Data excerpts:
◆ ◆ ◆ ◆ ◆ ◆ ◆

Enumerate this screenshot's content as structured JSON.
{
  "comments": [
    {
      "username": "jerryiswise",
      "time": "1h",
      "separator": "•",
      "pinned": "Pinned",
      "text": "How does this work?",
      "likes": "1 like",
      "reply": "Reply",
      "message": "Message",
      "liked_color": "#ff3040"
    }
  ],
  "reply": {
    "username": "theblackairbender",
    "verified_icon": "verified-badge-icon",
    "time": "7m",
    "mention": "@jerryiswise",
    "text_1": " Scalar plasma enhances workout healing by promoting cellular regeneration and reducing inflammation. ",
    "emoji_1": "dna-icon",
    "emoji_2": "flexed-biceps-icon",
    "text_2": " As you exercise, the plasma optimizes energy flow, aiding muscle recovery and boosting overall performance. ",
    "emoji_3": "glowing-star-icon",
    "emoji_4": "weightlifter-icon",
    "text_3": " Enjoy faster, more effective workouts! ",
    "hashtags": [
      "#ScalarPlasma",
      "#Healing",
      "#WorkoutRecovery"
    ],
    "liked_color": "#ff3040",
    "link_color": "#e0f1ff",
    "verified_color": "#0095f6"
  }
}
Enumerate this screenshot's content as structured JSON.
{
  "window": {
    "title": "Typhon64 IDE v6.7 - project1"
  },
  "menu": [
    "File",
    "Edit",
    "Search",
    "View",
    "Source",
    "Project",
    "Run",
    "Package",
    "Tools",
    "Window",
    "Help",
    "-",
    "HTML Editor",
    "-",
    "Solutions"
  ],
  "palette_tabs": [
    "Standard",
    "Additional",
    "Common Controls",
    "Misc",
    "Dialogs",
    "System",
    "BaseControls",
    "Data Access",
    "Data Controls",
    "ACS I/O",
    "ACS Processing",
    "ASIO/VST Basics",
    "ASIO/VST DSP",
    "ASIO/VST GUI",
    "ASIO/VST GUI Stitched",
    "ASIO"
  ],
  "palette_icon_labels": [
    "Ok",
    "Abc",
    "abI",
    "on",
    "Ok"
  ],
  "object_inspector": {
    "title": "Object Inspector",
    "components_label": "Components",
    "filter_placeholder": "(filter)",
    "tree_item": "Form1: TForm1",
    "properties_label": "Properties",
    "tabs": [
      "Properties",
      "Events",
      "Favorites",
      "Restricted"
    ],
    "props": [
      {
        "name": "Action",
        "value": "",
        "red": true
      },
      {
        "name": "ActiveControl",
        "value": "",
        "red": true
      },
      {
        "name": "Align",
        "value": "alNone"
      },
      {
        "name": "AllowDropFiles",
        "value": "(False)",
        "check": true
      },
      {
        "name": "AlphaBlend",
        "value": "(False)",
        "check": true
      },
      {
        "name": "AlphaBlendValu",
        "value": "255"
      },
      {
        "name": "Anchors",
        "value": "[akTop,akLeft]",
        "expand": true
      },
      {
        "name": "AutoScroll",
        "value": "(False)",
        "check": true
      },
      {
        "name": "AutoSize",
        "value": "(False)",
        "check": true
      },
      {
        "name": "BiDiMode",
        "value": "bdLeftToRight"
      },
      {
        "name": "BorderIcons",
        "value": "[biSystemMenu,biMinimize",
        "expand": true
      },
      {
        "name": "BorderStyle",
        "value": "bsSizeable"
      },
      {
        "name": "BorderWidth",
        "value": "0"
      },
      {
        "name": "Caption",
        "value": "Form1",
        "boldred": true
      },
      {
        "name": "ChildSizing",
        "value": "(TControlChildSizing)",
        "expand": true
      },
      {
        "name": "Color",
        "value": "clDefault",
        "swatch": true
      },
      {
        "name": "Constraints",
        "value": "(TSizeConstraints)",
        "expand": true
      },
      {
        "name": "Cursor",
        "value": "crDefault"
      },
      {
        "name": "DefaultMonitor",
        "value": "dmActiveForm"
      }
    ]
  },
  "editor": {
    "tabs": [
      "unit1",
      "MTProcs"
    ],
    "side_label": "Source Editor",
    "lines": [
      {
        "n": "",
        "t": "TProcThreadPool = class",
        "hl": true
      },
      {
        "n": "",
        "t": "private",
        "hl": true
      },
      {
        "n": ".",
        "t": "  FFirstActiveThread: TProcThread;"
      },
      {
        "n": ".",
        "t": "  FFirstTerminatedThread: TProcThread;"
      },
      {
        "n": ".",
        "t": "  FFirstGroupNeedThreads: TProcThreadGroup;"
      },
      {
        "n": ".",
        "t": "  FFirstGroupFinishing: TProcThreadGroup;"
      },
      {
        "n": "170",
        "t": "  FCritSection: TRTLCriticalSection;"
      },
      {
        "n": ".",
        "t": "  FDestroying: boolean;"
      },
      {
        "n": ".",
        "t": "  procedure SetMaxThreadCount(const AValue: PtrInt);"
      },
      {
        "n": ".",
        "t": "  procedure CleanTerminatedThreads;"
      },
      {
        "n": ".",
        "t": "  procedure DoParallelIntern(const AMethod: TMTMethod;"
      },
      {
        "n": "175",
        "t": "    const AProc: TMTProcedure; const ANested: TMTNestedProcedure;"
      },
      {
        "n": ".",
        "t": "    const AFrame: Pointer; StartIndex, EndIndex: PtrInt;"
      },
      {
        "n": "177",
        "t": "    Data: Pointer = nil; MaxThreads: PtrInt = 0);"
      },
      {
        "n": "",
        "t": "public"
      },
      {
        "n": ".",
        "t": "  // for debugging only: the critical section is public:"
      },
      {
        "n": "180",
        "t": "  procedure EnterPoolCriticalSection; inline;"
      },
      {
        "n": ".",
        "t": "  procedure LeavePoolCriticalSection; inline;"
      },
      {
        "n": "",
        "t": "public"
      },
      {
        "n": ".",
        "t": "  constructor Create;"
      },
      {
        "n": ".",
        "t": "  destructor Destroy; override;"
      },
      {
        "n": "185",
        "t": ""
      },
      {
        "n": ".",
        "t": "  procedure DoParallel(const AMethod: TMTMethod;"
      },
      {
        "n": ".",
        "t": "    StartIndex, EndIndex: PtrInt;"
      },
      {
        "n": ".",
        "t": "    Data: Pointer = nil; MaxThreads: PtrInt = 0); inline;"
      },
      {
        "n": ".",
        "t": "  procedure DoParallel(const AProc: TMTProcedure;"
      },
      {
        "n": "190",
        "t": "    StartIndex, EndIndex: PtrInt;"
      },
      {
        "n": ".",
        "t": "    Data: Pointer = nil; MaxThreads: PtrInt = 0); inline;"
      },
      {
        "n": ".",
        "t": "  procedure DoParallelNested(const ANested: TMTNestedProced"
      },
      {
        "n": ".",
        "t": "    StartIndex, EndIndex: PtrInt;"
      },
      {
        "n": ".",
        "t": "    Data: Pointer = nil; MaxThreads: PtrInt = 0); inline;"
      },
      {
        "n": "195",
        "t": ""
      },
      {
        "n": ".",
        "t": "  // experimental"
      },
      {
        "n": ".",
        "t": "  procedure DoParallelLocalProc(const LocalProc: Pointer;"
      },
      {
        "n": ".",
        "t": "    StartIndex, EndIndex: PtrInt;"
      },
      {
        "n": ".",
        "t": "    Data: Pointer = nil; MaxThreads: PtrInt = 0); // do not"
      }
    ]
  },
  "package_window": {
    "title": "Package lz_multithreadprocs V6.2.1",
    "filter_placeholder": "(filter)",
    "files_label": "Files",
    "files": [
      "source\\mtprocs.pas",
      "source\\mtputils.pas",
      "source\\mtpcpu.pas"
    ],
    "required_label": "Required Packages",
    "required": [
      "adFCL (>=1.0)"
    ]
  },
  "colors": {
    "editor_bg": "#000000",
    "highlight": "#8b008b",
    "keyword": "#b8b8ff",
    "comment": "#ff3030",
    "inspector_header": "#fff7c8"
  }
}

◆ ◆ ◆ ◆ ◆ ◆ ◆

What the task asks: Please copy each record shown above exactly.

Result of the task:
Enumerate this screenshot's content as structured JSON.
{
  "comments": [
    {
      "username": "jerryiswise",
      "time": "1h",
      "separator": "•",
      "pinned": "Pinned",
      "text": "How does this work?",
      "likes": "1 like",
      "reply": "Reply",
      "message": "Message",
      "liked_color": "#ff3040"
    }
  ],
  "reply": {
    "username": "theblackairbender",
    "verified_icon": "verified-badge-icon",
    "time": "7m",
    "mention": "@jerryiswise",
    "text_1": " Scalar plasma enhances workout healing by promoting cellular regeneration and reducing inflammation. ",
    "emoji_1": "dna-icon",
    "emoji_2": "flexed-biceps-icon",
    "text_2": " As you exercise, the plasma optimizes energy flow, aiding muscle recovery and boosting overall performance. ",
    "emoji_3": "glowing-star-icon",
    "emoji_4": "weightlifter-icon",
    "text_3": " Enjoy faster, more effective workouts! ",
    "hashtags": [
      "#ScalarPlasma",
      "#Healing",
      "#WorkoutRecovery"
    ],
    "liked_color": "#ff3040",
    "link_color": "#e0f1ff",
    "verified_color": "#0095f6"
  }
}
Enumerate this screenshot's content as structured JSON.
{
  "window": {
    "title": "Typhon64 IDE v6.7 - project1"
  },
  "menu": [
    "File",
    "Edit",
    "Search",
    "View",
    "Source",
    "Project",
    "Run",
    "Package",
    "Tools",
    "Window",
    "Help",
    "-",
    "HTML Editor",
    "-",
    "Solutions"
  ],
  "palette_tabs": [
    "Standard",
    "Additional",
    "Common Controls",
    "Misc",
    "Dialogs",
    "System",
    "BaseControls",
    "Data Access",
    "Data Controls",
    "ACS I/O",
    "ACS Processing",
    "ASIO/VST Basics",
    "ASIO/VST DSP",
    "ASIO/VST GUI",
    "ASIO/VST GUI Stitched",
    "ASIO"
  ],
  "palette_icon_labels": [
    "Ok",
    "Abc",
    "abI",
    "on",
    "Ok"
  ],
  "object_inspector": {
    "title": "Object Inspector",
    "components_label": "Components",
    "filter_placeholder": "(filter)",
    "tree_item": "Form1: TForm1",
    "properties_label": "Properties",
    "tabs": [
      "Properties",
      "Events",
      "Favorites",
      "Restricted"
    ],
    "props": [
      {
        "name": "Action",
        "value": "",
        "red": true
      },
      {
        "name": "ActiveControl",
        "value": "",
        "red": true
      },
      {
        "name": "Align",
        "value": "alNone"
      },
      {
        "name": "AllowDropFiles",
        "value": "(False)",
        "check": true
      },
      {
        "name": "AlphaBlend",
        "value": "(False)",
        "check": true
      },
      {
        "name": "AlphaBlendValu",
        "value": "255"
      },
      {
        "name": "Anchors",
        "value": "[akTop,akLeft]",
        "expand": true
      },
      {
        "name": "AutoScroll",
        "value": "(False)",
        "check": true
      },
      {
        "name": "AutoSize",
        "value": "(False)",
        "check": true
      },
      {
        "name": "BiDiMode",
        "value": "bdLeftToRight"
      },
      {
        "name": "BorderIcons",
        "value": "[biSystemMenu,biMinimize",
        "expand": true
      },
      {
        "name": "BorderStyle",
        "value": "bsSizeable"
      },
      {
        "name": "BorderWidth",
        "value": "0"
      },
      {
        "name": "Caption",
        "value": "Form1",
        "boldred": true
      },
      {
        "name": "ChildSizing",
        "value": "(TControlChildSizing)",
        "expand": true
      },
      {
        "name": "Color",
        "value": "clDefault",
        "swatch": true
      },
      {
        "name": "Constraints",
        "value": "(TSizeConstraints)",
        "expand": true
      },
      {
        "name": "Cursor",
        "value": "crDefault"
      },
      {
        "name": "DefaultMonitor",
        "value": "dmActiveForm"
      }
    ]
  },
  "editor": {
    "tabs": [
      "unit1",
      "MTProcs"
    ],
    "side_label": "Source Editor",
    "lines": [
      {
        "n": "",
        "t": "TProcThreadPool = class",
        "hl": true
      },
      {
        "n": "",
        "t": "private",
        "hl": true
      },
      {
        "n": ".",
        "t": "  FFirstActiveThread: TProcThread;"
      },
      {
        "n": ".",
        "t": "  FFirstTerminatedThread: TProcThread;"
      },
      {
        "n": ".",
        "t": "  FFirstGroupNeedThreads: TProcThreadGroup;"
      },
      {
        "n": ".",
        "t": "  FFirstGroupFinishing: TProcThreadGroup;"
      },
      {
        "n": "170",
        "t": "  FCritSection: TRTLCriticalSection;"
      },
      {
        "n": ".",
        "t": "  FDestroying: boolean;"
      },
      {
        "n": ".",
        "t": "  procedure SetMaxThreadCount(const AValue: PtrInt);"
      },
      {
        "n": ".",
        "t": "  procedure CleanTerminatedThreads;"
      },
      {
        "n": ".",
        "t": "  procedure DoParallelIntern(const AMethod: TMTMethod;"
      },
      {
        "n": "175",
        "t": "    const AProc: TMTProcedure; const ANested: TMTNestedProcedure;"
      },
      {
        "n": ".",
        "t": "    const AFrame: Pointer; StartIndex, EndIndex: PtrInt;"
      },
      {
        "n": "177",
        "t": "    Data: Pointer = nil; MaxThreads: PtrInt = 0);"
      },
      {
        "n": "",
        "t": "public"
      },
      {
        "n": ".",
        "t": "  // for debugging only: the critical section is public:"
      },
      {
        "n": "180",
        "t": "  procedure EnterPoolCriticalSection; inline;"
      },
      {
        "n": ".",
        "t": "  procedure LeavePoolCriticalSection; inline;"
      },
      {
        "n": "",
        "t": "public"
      },
      {
        "n": ".",
        "t": "  constructor Create;"
      },
      {
        "n": ".",
        "t": "  destructor Destroy; override;"
      },
      {
        "n": "185",
        "t": ""
      },
      {
        "n": ".",
        "t": "  procedure DoParallel(const AMethod: TMTMethod;"
      },
      {
        "n": ".",
        "t": "    StartIndex, EndIndex: PtrInt;"
      },
      {
        "n": ".",
        "t": "    Data: Pointer = nil; MaxThreads: PtrInt = 0); inline;"
      },
      {
        "n": ".",
        "t": "  procedure DoParallel(const AProc: TMTProcedure;"
      },
      {
        "n": "190",
        "t": "    StartIndex, EndIndex: PtrInt;"
      },
      {
        "n": ".",
        "t": "    Data: Pointer = nil; MaxThreads: PtrInt = 0); inline;"
      },
      {
        "n": ".",
        "t": "  procedure DoParallelNested(const ANested: TMTNestedProced"
      },
      {
        "n": ".",
        "t": "    StartIndex, EndIndex: PtrInt;"
      },
      {
        "n": ".",
        "t": "    Data: Pointer = nil; MaxThreads: PtrInt = 0); inline;"
      },
      {
        "n": "195",
        "t": ""
      },
      {
        "n": ".",
        "t": "  // experimental"
      },
      {
        "n": ".",
        "t": "  procedure DoParallelLocalProc(const LocalProc: Pointer;"
      },
      {
        "n": ".",
        "t": "    StartIndex, EndIndex: PtrInt;"
      },
      {
        "n": ".",
        "t": "    Data: Pointer = nil; MaxThreads: PtrInt = 0); // do not"
      }
    ]
  },
  "package_window": {
    "title": "Package lz_multithreadprocs V6.2.1",
    "filter_placeholder": "(filter)",
    "files_label": "Files",
    "files": [
      "source\\mtprocs.pas",
      "source\\mtputils.pas",
      "source\\mtpcpu.pas"
    ],
    "required_label": "Required Packages",
    "required": [
      "adFCL (>=1.0)"
    ]
  },
  "colors": {
    "editor_bg": "#000000",
    "highlight": "#8b008b",
    "keyword": "#b8b8ff",
    "comment": "#ff3030",
    "inspector_header": "#fff7c8"
  }
}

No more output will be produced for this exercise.